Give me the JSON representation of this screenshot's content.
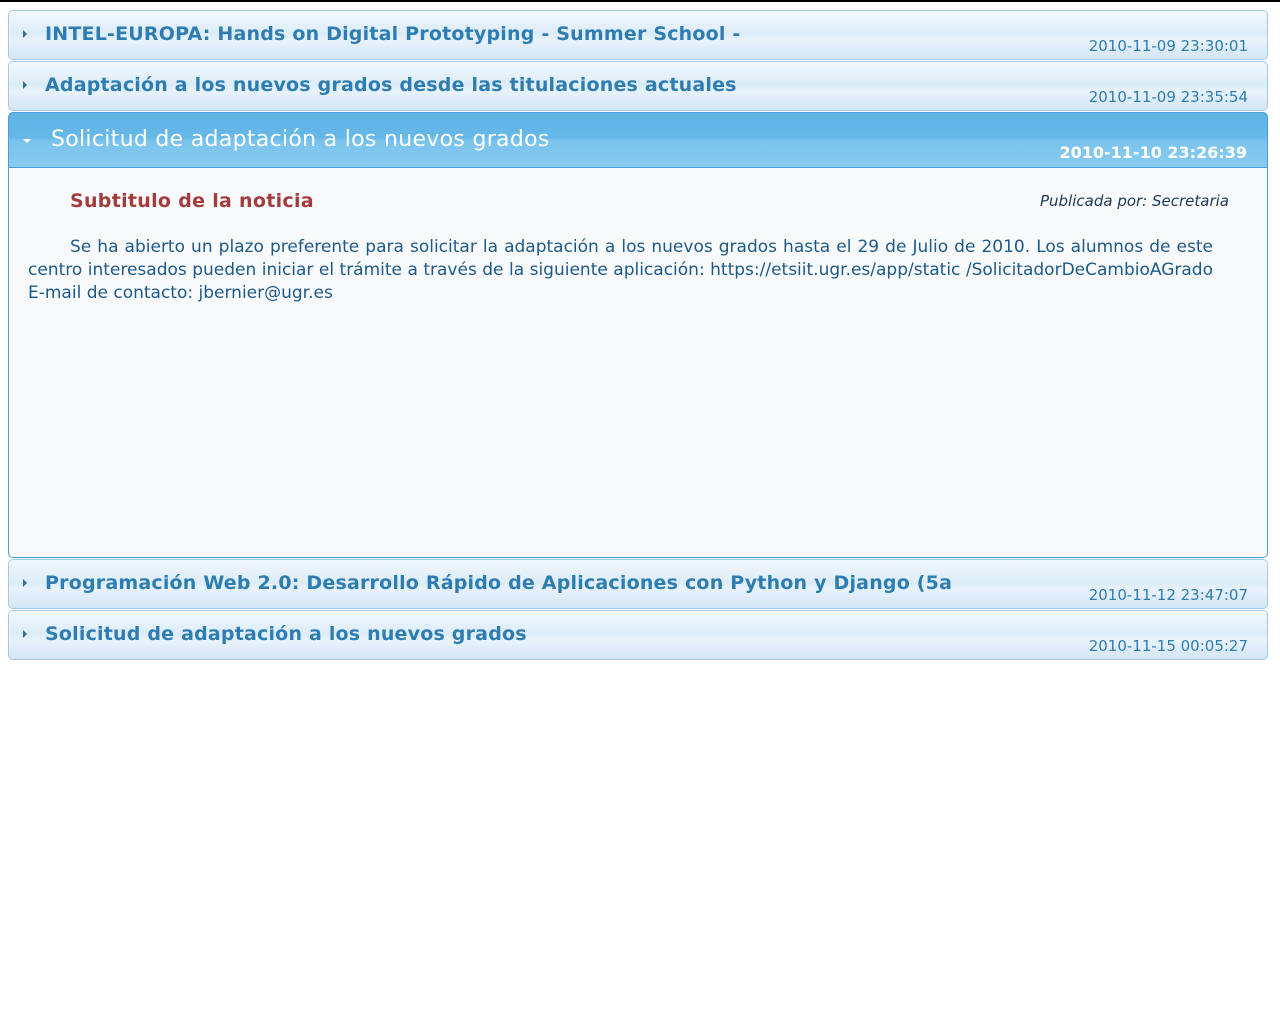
{
  "news": {
    "items": [
      {
        "title": "INTEL-EUROPA: Hands on Digital Prototyping - Summer School -",
        "date": "2010-11-09 23:30:01"
      },
      {
        "title": "Adaptación a los nuevos grados desde las titulaciones actuales",
        "date": "2010-11-09 23:35:54"
      },
      {
        "title": "Solicitud de adaptación a los nuevos grados",
        "date": "2010-11-10 23:26:39",
        "subtitle": "Subtitulo de la noticia",
        "author": "Publicada por: Secretaria",
        "body": "Se ha abierto un plazo preferente para solicitar la adaptación a los nuevos grados hasta el 29 de Julio de 2010. Los alumnos de este centro interesados pueden iniciar el trámite a través de la siguiente aplicación: https://etsiit.ugr.es/app/static /SolicitadorDeCambioAGrado E-mail de contacto: jbernier@ugr.es"
      },
      {
        "title": "Programación Web 2.0: Desarrollo Rápido de Aplicaciones con Python y Django (5a",
        "date": "2010-11-12 23:47:07"
      },
      {
        "title": "Solicitud de adaptación a los nuevos grados",
        "date": "2010-11-15 00:05:27"
      }
    ]
  },
  "colors": {
    "header_text": "#2e7db2",
    "active_header": "#5fb3e4",
    "subtitle": "#a33c3c",
    "body_text": "#1d5a8a"
  },
  "icons": {
    "collapsed": "triangle-right-icon",
    "expanded": "triangle-down-icon"
  }
}
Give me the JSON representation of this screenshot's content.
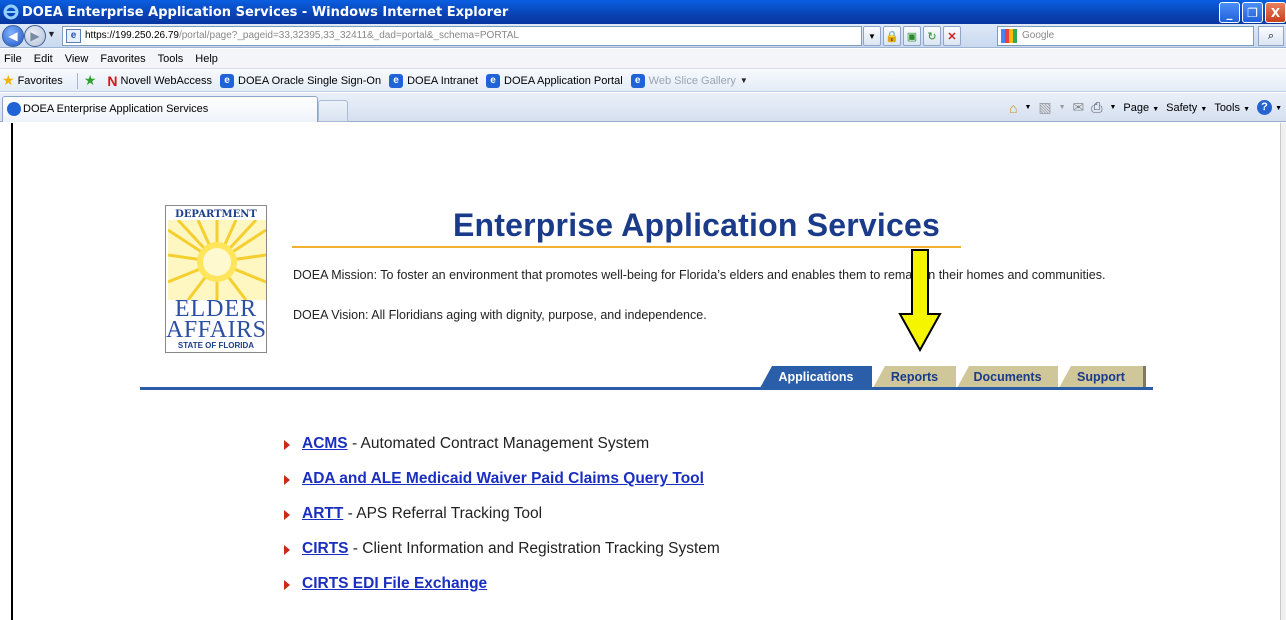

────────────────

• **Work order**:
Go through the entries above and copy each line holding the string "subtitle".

• **Written answer**:
        "subtitle": "Subtitulo de la noticia",
    "subtitle": "#a33c3c",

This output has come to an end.